Coffee, Chess & Life
I trust everyone is having a productive week! This is the final Thursday of the month…October is just around the corner. Where does the time go?
There is an interesting article published yesterday in Medical News Today that discusses coffee intake and tiredness. Entitled ‘Why does coffee make me tired?’, the author makes it clear that of course coffee does not directly make people tired, BUT sometimes the caffeine in it can affect different people in different ways, physiologically.
For instance, caffeine can disrupt the sleep-wake cycle and in some people this will cause the subject to not adapt well and actually get less sleep overall.
Another way that tiredness might be caused is in how caffeine affects the blood sugar levels in the subject. While not all scientists are in agreement, some subjects might react in ways that negatively impact his/her physiology.
I suggest the reader take a quick look at the article. Normally I am put off by the ‘certainty’ of the authors of many of this type of article, this particular article is actually quite objective. As well it is informative. Topics touched upon include insomnia, anxiety and cardiovascular effects.
(Here both subjects have their heart beats quickened. Blame it on the coffee?)
The Chess Diet?!
You could not have failed to notice the number of silly articles appearing in the past week about how playing chess can actually be a way to lose weight without any real exertion or exercise.
I suppose it was the interesting and well written article published on espn by Aishwarya Kumar that first got this started, but almost immediately the topic was hijacked and spinned into the ‘new quick diet‘ category by frantic journalists probably searching for tongue-in-cheek material before their editor’s submission deadline.
Easy to do diets that do not require much effort are a fad in our ever more obese western culture. They rarely work.
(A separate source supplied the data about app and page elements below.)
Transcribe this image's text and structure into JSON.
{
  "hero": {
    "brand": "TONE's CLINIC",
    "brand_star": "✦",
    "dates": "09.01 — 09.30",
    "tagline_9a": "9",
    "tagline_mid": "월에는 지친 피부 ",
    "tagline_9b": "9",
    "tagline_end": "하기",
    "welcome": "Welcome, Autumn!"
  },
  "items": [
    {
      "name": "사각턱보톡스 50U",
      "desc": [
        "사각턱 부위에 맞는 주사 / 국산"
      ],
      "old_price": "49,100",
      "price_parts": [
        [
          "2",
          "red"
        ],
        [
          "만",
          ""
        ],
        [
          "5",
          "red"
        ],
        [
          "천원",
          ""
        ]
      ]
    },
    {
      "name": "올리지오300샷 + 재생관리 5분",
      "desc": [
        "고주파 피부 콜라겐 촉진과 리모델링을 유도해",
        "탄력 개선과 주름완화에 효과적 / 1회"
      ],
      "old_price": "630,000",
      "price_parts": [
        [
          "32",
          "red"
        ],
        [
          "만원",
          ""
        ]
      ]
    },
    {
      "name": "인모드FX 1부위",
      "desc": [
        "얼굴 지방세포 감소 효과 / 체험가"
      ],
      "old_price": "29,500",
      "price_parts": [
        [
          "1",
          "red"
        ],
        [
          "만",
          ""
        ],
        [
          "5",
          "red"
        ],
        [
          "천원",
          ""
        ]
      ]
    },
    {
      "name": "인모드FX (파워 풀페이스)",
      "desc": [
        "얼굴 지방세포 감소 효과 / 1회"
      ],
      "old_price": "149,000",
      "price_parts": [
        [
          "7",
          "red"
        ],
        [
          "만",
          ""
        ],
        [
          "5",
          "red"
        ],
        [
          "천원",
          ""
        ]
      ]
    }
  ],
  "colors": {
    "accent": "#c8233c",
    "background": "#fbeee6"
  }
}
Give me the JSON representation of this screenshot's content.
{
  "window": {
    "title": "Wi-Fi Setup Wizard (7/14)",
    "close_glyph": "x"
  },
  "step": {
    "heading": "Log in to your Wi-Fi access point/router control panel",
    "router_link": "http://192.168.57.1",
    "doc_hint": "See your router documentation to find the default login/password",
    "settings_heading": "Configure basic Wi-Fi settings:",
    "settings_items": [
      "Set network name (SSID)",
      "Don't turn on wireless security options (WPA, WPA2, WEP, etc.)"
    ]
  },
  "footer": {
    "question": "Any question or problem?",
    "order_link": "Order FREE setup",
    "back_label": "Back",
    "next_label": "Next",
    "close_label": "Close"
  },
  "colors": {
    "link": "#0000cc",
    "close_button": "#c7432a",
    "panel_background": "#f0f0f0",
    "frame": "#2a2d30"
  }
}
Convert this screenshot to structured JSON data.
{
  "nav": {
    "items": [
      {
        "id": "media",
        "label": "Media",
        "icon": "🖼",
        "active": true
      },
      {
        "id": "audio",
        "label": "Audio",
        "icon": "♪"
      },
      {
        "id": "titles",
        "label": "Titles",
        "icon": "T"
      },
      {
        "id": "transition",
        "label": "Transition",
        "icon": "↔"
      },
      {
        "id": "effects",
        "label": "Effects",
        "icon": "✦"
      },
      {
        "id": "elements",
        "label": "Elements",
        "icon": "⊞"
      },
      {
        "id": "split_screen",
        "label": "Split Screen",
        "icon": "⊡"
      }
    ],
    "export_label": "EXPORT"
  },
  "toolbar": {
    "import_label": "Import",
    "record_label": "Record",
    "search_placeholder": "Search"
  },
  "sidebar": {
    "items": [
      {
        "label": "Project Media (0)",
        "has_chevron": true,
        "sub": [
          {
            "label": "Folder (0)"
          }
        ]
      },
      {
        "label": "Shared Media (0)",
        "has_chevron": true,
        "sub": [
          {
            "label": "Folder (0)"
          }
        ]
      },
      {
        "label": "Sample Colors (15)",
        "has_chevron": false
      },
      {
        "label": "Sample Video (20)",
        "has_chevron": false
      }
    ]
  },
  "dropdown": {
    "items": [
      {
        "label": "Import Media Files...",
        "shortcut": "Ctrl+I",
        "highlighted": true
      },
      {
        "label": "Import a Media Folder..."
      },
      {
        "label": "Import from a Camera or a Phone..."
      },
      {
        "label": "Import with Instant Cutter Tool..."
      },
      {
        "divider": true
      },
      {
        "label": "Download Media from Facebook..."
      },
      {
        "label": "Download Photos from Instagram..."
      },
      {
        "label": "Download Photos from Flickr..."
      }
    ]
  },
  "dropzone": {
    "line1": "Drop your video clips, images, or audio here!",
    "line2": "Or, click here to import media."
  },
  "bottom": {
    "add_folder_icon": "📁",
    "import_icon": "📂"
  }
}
You may lose a number of kilograms at the start, but you will almost always regain them, and quickly!
As a general rule of thumb, the healthy way to lose weight is to follow a disciplined fitness/diet program where the subject has a good degree of control and knows exactly what he/she is doing.
Stress is never the solution. Especially the kind of heart attack-provoking stress that a grandmaster encounters in a high profile match where everything is on the line and can instantly become a tragedy with one reckless move.
Being unable to physically move around much during a game, the chessplayer builds up this stress until it can become a weapon that punishes the body. In a tennis match, by comparison, the player’s stress can be released each time he hits the ball. This is so healthy!
In chess stress is a time bomb. Very similar to diseases that waste away the subject’s body (the reason the chess player loses weight), that is why top players such as Caruana and Carlsen follow the parallel rigorous and balanced work-out programs (that may or may not include diet) as the great champions before them, such as Spassky and Fischer. Only a healthy, fit body can deal with constant stress.
My advice to all: there are better ways to lose weight than to play chess! And if you must play chess,the PLEASE try to have FUN!